Segment Start: Material supplied
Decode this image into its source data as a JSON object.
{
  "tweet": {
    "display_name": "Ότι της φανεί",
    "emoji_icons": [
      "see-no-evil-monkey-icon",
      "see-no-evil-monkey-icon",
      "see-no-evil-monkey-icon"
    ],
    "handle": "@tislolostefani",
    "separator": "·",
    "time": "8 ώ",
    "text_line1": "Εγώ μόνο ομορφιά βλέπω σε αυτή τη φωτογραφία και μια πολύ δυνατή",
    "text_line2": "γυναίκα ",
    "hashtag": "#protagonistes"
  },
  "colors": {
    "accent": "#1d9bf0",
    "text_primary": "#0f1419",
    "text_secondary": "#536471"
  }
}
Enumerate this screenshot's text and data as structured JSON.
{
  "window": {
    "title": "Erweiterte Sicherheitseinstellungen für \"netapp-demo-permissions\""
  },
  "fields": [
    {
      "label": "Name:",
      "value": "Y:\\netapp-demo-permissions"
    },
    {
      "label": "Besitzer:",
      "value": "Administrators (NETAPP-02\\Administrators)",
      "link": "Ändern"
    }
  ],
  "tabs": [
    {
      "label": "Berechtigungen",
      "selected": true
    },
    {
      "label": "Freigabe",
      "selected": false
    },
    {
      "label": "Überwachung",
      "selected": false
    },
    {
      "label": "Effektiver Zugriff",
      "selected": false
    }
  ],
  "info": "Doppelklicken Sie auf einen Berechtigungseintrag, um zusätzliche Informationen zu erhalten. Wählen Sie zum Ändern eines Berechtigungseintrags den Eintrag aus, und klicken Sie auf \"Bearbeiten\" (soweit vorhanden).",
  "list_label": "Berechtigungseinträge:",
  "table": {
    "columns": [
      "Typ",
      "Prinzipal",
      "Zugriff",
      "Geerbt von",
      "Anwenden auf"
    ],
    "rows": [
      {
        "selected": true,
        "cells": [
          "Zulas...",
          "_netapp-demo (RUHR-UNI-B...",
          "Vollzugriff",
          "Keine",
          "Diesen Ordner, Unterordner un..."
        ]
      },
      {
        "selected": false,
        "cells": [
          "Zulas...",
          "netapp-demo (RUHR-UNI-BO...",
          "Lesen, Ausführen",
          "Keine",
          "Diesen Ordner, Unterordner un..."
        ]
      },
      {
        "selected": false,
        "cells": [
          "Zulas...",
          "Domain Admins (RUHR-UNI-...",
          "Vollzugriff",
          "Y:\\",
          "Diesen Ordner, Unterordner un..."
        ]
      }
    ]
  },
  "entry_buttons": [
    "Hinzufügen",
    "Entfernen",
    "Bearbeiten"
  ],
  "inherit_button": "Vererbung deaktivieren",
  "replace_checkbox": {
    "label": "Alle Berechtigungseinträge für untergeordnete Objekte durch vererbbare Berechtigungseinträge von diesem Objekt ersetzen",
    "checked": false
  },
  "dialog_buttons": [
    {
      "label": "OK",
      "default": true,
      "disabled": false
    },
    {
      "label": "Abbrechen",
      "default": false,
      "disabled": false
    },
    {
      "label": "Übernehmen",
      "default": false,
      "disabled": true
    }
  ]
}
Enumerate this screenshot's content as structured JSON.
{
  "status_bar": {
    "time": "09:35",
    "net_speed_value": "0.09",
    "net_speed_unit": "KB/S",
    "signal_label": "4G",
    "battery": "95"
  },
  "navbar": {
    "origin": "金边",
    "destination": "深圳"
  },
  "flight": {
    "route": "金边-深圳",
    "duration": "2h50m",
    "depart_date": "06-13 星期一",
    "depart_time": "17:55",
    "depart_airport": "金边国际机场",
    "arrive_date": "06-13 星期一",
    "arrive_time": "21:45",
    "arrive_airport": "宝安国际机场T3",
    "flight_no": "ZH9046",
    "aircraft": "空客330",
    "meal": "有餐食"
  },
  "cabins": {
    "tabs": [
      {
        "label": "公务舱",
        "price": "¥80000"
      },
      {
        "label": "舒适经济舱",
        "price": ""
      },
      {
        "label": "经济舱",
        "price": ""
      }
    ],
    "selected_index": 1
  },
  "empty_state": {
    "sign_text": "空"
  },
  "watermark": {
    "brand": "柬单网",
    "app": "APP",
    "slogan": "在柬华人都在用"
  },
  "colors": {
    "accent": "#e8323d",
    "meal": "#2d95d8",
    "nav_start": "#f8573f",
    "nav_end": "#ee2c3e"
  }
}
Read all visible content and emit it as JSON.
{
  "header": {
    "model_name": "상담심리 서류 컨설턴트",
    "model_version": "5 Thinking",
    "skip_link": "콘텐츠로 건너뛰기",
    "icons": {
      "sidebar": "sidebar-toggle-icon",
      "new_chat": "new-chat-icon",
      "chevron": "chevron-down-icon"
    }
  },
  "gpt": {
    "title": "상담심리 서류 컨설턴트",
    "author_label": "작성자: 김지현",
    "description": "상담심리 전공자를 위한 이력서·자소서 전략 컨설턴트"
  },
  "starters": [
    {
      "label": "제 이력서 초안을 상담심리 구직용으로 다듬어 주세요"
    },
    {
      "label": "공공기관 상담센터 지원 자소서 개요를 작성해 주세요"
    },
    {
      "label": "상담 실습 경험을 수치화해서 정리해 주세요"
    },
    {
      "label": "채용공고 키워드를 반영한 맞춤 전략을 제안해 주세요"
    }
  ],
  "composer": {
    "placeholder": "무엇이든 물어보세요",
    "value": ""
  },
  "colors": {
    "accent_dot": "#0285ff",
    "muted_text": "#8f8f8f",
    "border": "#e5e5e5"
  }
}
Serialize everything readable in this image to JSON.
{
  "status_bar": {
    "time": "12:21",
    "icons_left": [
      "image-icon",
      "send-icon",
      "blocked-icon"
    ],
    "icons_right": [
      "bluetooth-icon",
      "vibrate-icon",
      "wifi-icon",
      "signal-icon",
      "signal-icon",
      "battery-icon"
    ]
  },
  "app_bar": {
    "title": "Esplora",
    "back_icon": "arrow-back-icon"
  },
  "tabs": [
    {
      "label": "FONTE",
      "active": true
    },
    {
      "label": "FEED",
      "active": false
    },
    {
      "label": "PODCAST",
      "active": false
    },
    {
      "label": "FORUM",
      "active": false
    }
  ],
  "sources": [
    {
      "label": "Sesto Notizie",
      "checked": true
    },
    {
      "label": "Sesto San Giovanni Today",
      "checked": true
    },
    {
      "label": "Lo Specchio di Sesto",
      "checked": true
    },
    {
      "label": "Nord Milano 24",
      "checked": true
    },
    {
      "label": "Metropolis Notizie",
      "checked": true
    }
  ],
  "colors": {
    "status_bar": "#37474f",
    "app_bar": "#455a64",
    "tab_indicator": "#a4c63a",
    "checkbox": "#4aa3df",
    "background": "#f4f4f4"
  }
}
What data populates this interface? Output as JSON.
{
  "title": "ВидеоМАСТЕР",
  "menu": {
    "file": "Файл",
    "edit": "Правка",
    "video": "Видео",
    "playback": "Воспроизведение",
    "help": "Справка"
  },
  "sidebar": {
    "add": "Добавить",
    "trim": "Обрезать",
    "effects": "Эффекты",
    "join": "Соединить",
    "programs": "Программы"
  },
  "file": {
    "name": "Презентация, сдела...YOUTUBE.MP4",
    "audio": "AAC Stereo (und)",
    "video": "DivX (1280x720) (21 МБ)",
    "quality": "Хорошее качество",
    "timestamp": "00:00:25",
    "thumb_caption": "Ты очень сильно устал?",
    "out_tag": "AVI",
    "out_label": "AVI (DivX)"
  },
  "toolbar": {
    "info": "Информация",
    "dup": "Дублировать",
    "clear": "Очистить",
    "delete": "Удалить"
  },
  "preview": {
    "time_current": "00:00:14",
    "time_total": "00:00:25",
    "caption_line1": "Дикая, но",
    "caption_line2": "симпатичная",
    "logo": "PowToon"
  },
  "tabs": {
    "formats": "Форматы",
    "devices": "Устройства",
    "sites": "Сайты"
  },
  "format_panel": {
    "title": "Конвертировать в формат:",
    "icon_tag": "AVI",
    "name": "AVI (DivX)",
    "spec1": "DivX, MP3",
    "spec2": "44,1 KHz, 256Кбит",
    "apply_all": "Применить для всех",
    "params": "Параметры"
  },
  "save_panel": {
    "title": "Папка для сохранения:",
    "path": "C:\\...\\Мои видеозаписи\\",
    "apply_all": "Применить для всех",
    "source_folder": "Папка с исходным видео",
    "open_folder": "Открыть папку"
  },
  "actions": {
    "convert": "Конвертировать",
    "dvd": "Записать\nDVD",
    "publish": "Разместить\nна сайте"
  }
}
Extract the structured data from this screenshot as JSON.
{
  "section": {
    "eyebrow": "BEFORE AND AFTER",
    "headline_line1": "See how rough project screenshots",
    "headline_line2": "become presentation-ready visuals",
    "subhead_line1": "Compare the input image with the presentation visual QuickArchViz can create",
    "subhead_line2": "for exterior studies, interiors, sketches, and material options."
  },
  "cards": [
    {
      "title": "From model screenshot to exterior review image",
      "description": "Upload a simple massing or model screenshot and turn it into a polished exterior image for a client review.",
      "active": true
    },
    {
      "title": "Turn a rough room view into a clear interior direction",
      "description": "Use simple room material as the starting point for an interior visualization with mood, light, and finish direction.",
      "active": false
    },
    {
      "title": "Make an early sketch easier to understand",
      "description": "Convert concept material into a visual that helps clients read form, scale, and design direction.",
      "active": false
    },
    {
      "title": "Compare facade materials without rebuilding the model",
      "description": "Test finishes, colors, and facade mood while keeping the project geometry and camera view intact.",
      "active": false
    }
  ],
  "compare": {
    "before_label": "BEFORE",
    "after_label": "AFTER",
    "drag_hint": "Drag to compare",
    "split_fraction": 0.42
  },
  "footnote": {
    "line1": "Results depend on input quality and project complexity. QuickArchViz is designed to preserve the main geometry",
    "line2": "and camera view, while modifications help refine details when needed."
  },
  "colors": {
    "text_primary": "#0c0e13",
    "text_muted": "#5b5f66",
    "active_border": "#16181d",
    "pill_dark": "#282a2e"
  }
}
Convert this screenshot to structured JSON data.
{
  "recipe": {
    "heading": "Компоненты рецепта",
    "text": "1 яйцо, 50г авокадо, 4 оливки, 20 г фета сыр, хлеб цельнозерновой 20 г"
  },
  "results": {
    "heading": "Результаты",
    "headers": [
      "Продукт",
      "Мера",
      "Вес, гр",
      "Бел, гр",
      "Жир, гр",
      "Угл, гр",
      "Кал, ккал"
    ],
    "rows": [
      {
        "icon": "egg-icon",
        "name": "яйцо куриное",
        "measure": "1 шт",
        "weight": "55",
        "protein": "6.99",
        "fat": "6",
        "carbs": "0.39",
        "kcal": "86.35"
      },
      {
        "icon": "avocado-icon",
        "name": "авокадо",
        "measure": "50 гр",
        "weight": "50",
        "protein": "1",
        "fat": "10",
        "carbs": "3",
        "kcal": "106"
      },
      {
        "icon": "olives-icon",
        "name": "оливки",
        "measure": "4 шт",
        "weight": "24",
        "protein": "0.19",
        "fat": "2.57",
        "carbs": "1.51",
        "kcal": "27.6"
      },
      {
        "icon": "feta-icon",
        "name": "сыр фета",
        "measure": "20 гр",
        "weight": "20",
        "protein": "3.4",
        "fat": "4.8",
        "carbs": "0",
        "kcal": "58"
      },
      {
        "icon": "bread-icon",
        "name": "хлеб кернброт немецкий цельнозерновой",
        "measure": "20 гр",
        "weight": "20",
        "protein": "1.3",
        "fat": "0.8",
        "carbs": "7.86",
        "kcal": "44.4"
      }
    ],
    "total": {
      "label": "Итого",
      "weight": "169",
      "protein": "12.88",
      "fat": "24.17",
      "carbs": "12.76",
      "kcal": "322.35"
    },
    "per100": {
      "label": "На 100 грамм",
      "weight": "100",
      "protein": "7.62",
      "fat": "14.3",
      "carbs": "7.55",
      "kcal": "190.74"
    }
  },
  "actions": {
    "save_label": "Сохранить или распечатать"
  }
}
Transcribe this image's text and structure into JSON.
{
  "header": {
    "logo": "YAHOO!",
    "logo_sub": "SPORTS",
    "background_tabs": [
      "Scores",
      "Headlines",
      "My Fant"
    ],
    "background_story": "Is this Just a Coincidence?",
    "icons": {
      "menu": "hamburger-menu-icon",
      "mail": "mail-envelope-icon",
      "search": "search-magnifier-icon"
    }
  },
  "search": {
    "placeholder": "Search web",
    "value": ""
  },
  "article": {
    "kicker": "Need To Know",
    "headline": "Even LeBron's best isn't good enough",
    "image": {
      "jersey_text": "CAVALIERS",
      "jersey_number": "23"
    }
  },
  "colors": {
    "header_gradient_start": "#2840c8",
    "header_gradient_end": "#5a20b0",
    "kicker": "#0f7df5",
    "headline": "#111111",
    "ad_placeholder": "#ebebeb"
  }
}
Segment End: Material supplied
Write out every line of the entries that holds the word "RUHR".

          "_netapp-demo (RUHR-UNI-B...",
          "netapp-demo (RUHR-UNI-BO...",
          "Domain Admins (RUHR-UNI-...",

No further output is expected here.